• [Work task]: Where in the data does the word "this" appear? Find those lines and copy them.

[Stored dataset items]
►
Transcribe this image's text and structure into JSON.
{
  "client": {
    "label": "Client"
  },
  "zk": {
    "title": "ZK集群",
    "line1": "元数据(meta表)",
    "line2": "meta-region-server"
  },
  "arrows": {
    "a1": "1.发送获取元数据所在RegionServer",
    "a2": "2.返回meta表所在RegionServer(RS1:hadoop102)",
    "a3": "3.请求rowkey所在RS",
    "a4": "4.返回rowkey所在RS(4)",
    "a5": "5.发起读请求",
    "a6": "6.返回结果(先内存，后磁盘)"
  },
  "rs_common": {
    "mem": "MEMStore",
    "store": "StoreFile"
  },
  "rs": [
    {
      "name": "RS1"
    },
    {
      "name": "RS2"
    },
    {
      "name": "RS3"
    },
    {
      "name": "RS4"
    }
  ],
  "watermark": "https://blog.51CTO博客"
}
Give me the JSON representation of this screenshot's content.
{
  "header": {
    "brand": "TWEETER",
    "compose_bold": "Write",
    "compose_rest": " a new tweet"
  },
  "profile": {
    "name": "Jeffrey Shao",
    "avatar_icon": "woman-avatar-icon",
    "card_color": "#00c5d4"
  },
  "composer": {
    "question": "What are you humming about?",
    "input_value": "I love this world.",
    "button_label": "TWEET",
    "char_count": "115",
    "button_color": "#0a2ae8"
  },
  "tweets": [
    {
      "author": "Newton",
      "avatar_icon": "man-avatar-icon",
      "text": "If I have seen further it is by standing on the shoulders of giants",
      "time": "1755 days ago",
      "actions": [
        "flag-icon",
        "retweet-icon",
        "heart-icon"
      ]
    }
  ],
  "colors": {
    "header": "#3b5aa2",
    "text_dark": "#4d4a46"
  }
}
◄
• [Result]:
Transcribe this image's text and structure into JSON.
Give me the JSON representation of this screenshot's content.
    "input_value": "I love this world.",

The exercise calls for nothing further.